◆ **TASK GOAL**: Where a picture appears, leave it out; copy everything else in the records exactly.

= = = = = = =

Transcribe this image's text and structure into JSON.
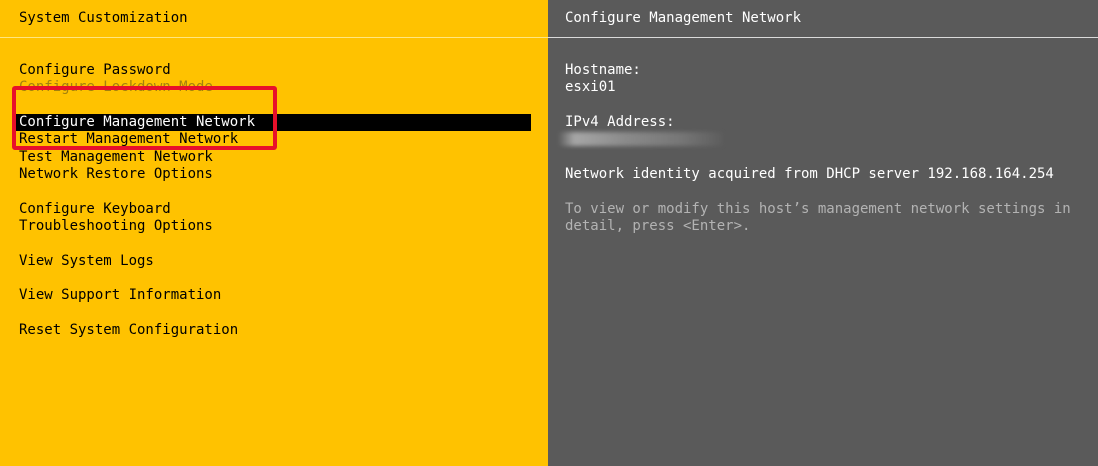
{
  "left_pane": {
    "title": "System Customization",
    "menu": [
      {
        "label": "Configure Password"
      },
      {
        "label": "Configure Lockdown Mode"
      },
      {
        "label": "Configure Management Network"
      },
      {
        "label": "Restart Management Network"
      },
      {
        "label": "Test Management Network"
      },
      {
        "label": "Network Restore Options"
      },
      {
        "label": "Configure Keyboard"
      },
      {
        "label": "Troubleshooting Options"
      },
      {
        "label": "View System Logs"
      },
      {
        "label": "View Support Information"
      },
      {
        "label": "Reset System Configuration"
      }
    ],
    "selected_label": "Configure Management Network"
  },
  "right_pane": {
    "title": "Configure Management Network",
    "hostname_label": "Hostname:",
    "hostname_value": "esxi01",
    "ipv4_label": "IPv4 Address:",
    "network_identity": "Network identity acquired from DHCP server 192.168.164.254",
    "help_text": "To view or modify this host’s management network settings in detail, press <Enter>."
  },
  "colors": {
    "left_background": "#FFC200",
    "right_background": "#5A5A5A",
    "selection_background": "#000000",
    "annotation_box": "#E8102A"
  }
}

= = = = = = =

◆ **SOLUTION**:
Transcribe this image's text and structure into JSON.
{
  "left_pane": {
    "title": "System Customization",
    "menu": [
      {
        "label": "Configure Password"
      },
      {
        "label": "Configure Lockdown Mode"
      },
      {
        "label": "Configure Management Network"
      },
      {
        "label": "Restart Management Network"
      },
      {
        "label": "Test Management Network"
      },
      {
        "label": "Network Restore Options"
      },
      {
        "label": "Configure Keyboard"
      },
      {
        "label": "Troubleshooting Options"
      },
      {
        "label": "View System Logs"
      },
      {
        "label": "View Support Information"
      },
      {
        "label": "Reset System Configuration"
      }
    ],
    "selected_label": "Configure Management Network"
  },
  "right_pane": {
    "title": "Configure Management Network",
    "hostname_label": "Hostname:",
    "hostname_value": "esxi01",
    "ipv4_label": "IPv4 Address:",
    "network_identity": "Network identity acquired from DHCP server 192.168.164.254",
    "help_text": "To view or modify this host’s management network settings in detail, press <Enter>."
  },
  "colors": {
    "left_background": "#FFC200",
    "right_background": "#5A5A5A",
    "selection_background": "#000000",
    "annotation_box": "#E8102A"
  }
}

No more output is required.